§ **Aim of the task**
Copy each line below that includes "this".

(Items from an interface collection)
—————

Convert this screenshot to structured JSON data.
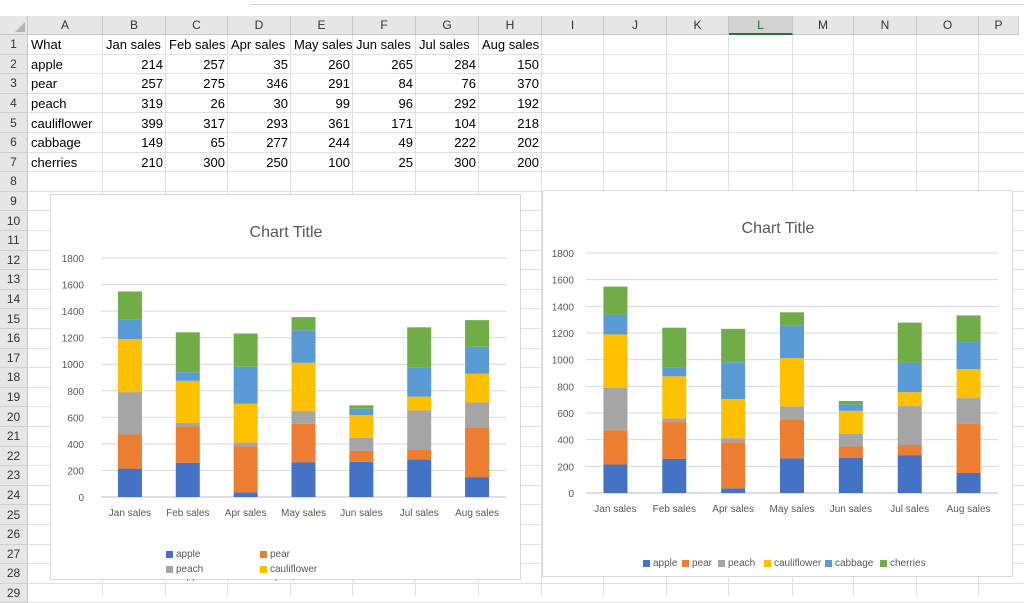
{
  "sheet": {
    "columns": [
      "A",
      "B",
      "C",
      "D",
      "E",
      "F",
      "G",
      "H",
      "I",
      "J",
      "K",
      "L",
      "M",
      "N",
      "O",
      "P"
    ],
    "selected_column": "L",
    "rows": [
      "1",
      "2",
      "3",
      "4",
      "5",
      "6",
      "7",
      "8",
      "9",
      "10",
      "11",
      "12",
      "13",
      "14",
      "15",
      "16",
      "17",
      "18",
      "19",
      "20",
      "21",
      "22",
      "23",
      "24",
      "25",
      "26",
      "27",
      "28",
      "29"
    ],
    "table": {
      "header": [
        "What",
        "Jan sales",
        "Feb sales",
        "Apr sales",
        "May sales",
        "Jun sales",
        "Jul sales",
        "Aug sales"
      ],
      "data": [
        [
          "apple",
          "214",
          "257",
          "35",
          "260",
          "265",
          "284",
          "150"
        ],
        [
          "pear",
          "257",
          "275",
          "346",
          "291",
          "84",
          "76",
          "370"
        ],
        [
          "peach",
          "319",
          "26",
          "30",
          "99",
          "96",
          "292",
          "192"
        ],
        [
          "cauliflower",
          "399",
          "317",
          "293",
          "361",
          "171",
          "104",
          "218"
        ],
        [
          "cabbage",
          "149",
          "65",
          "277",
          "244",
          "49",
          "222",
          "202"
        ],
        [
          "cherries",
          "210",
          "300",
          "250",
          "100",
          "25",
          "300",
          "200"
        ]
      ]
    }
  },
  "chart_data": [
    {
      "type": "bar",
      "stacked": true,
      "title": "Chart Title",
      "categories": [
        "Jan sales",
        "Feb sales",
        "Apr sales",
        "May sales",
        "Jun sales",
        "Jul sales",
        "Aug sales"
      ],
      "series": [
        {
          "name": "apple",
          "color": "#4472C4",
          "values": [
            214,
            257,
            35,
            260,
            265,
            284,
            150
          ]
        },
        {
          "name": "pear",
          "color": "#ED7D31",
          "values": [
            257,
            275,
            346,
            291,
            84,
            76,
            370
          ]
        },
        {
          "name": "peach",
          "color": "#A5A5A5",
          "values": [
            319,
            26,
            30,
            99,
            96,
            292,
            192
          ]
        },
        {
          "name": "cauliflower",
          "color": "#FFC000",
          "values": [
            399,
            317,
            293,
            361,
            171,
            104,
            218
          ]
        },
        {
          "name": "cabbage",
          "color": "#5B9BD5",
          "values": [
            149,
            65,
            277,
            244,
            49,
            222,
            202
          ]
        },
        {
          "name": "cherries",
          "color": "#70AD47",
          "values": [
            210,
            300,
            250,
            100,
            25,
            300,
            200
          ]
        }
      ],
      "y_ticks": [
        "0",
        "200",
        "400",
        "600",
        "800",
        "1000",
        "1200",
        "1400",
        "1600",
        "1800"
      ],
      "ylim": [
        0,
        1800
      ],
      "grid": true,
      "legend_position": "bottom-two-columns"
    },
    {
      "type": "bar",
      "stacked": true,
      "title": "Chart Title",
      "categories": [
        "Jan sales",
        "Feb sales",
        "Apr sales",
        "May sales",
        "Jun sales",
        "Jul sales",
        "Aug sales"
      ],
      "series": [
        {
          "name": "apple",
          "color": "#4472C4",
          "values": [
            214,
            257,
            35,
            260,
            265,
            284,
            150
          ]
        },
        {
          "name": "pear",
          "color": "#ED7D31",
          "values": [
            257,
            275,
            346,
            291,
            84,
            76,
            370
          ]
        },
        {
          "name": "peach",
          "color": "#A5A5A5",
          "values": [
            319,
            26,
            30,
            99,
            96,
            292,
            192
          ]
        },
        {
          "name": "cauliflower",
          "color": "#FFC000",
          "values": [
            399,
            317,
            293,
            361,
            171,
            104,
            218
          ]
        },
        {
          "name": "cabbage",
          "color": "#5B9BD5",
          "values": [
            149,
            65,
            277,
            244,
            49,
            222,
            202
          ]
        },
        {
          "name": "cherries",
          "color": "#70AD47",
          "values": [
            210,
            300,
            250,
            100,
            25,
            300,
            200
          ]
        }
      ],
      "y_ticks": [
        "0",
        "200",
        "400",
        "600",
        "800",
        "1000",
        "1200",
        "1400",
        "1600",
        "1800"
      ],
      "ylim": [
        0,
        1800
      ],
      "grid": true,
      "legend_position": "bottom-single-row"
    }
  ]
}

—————

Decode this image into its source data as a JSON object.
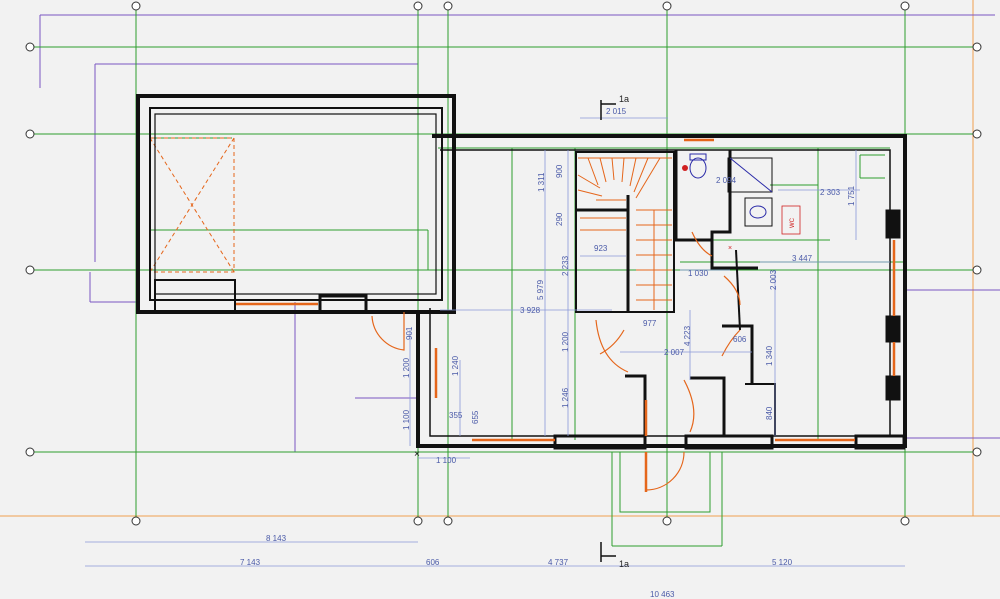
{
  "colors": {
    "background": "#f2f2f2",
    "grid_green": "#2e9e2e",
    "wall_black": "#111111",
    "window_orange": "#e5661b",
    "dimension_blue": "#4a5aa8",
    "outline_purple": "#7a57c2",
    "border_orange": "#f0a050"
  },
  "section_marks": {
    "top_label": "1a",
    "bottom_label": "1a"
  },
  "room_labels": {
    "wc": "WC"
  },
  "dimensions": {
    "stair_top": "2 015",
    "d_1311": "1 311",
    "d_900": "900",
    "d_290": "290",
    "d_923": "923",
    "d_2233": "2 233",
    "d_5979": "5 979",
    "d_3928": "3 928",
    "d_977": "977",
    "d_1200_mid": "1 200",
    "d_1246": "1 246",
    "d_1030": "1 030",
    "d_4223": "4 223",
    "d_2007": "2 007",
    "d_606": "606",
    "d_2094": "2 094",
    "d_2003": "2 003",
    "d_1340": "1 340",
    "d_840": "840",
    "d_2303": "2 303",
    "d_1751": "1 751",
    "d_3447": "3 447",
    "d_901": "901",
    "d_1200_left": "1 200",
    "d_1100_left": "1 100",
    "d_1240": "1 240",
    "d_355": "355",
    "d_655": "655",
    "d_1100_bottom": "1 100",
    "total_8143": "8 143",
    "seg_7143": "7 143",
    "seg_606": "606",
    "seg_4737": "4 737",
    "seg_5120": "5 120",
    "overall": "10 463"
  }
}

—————

§ **Answer box**
Convert this screenshot to structured JSON data.
Decode this image into its source data as a JSON object.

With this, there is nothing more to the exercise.